UNDATED -- After four days of unrest, President Barack Obama made a statement about the situation in Ferguson, Missouri. In part, he said, "There is never an excuse for violence against police or for those who would use this tragedy as a cover for vandalism or looting. There is also no excuse for police to use excessive force against peaceful protests."
These scenes have people nationwide talking about police departments' use of force and what role protesters play in clashes. It's not the first time we've seen issues at protests in the recent past. From Raleigh's Moral Monday protests, to protests after Trayvon Martin's death, even to the Occupy Wall Street movement of 2011, there have been peaceful protests, and those that have ended in violence. So 2 Wants to Know wanted to take a look at what are protester's rights.

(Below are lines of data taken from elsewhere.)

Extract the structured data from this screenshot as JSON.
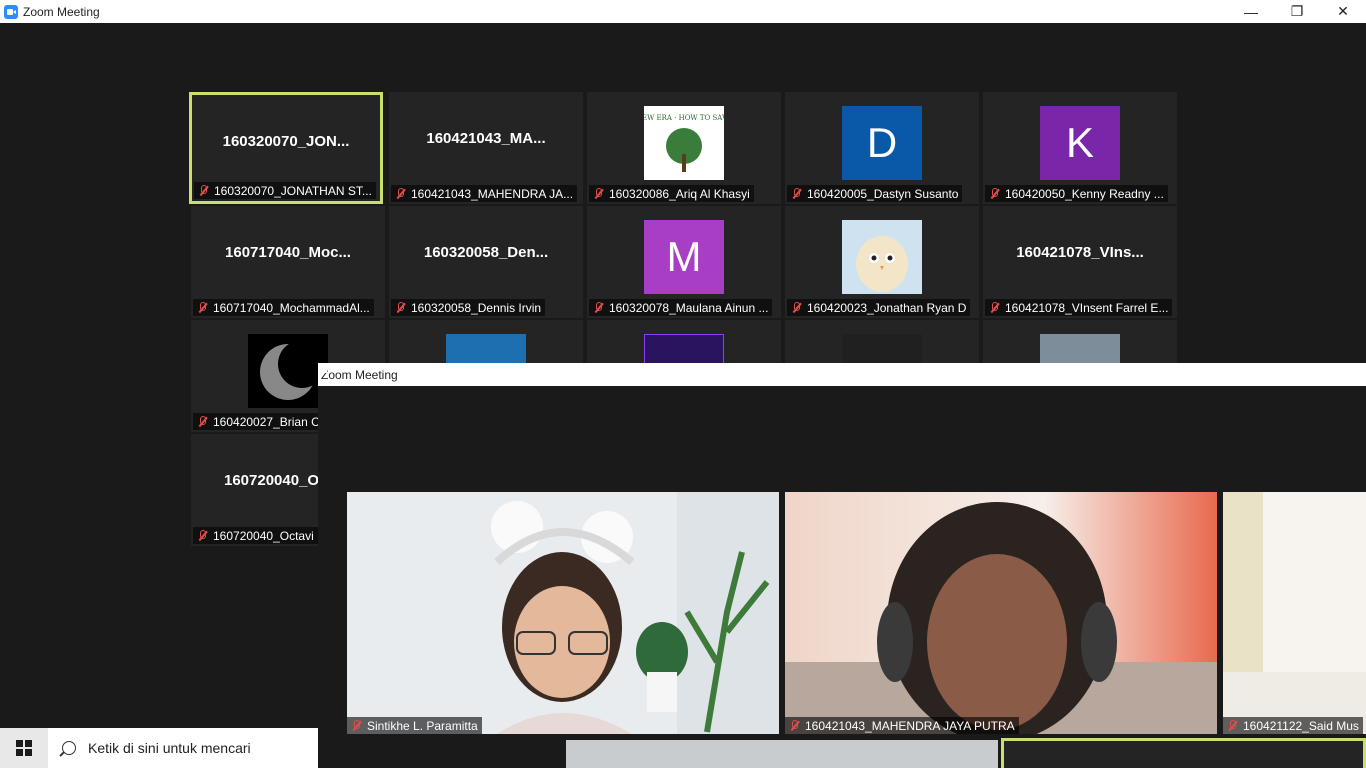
{
  "window": {
    "title": "Zoom Meeting",
    "minimize": "—",
    "maximize": "❐",
    "close": "✕"
  },
  "gallery": [
    {
      "big": "160320070_JON...",
      "name": "160320070_JONATHAN ST...",
      "active": true
    },
    {
      "big": "160421043_MA...",
      "name": "160421043_MAHENDRA JA..."
    },
    {
      "avatar": "logo",
      "avatar_text": "NEW ERA · HOW TO SAVE",
      "name": "160320086_Ariq Al Khasyi"
    },
    {
      "avatar": "letter",
      "letter": "D",
      "color": "#0a58a8",
      "name": "160420005_Dastyn Susanto"
    },
    {
      "avatar": "letter",
      "letter": "K",
      "color": "#7a26a8",
      "name": "160420050_Kenny Readny ..."
    },
    {
      "big": "160717040_Moc...",
      "name": "160717040_MochammadAl..."
    },
    {
      "big": "160320058_Den...",
      "name": "160320058_Dennis Irvin"
    },
    {
      "avatar": "letter",
      "letter": "M",
      "color": "#a83ec4",
      "name": "160320078_Maulana Ainun ..."
    },
    {
      "avatar": "bird",
      "name": "160420023_Jonathan Ryan D"
    },
    {
      "big": "160421078_VIns...",
      "name": "160421078_VInsent Farrel E..."
    },
    {
      "avatar": "moon",
      "name": "160420027_Brian C"
    },
    {
      "avatar": "photo",
      "name": ""
    },
    {
      "avatar": "neon",
      "name": ""
    },
    {
      "avatar": "dark",
      "name": ""
    },
    {
      "avatar": "grey",
      "name": ""
    },
    {
      "big": "160720040_O",
      "name": "160720040_Octavi"
    }
  ],
  "overlay": {
    "title": "Zoom Meeting",
    "videos": [
      {
        "name": "Sintikhe L. Paramitta"
      },
      {
        "name": "160421043_MAHENDRA JAYA PUTRA"
      },
      {
        "name": "160421122_Said Mus"
      }
    ]
  },
  "taskbar": {
    "search_placeholder": "Ketik di sini untuk mencari"
  }
}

According to the American Civil Liberties Union, your speech is protected by the first amendment. But police and government officials can restrict where and when you can protest. So if the protest breaks the law, or if you're on private property and the owner says you're trespassing, you could be arrested.

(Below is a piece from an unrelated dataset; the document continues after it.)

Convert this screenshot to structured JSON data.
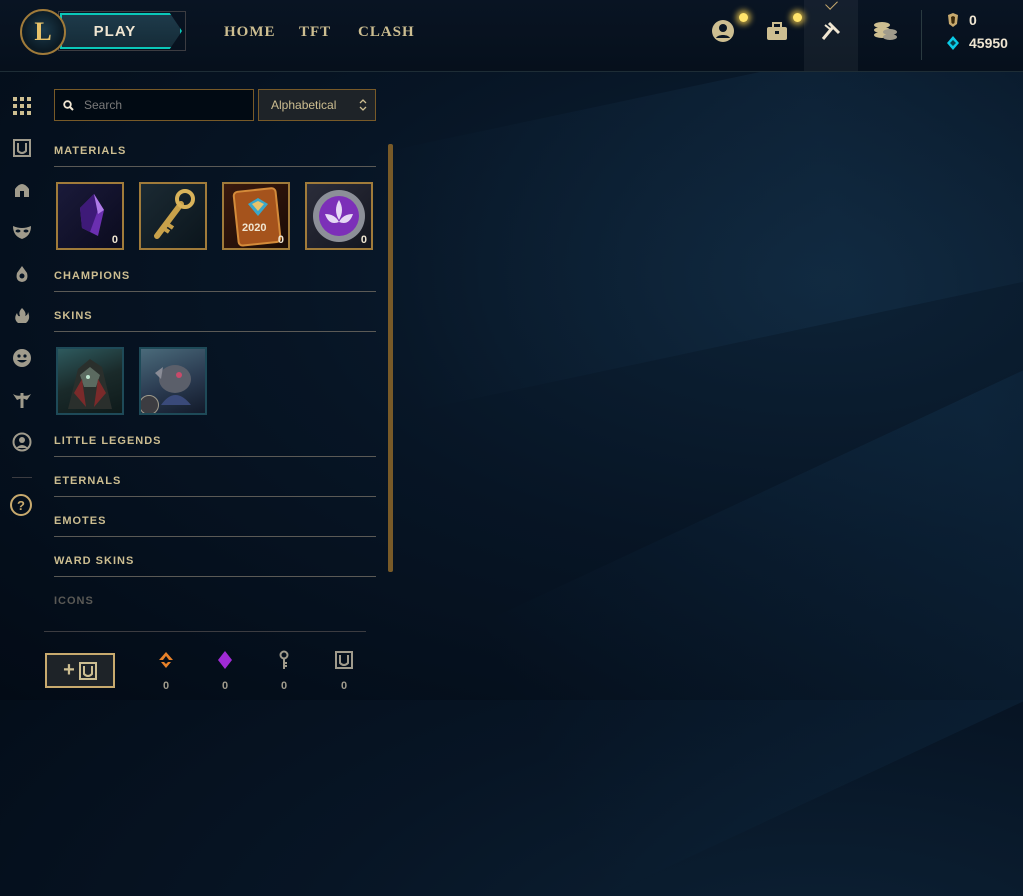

If an officer asks you to move, and you feel your rights are being violated, the ACLU says it rarely does any good to argue. If you don't obey an officer, you might be arrested. But you should not be convicted if a court concludes your First Amendment rights were violated.
For more, see the ACLU's guidelines on protests and demonstrations.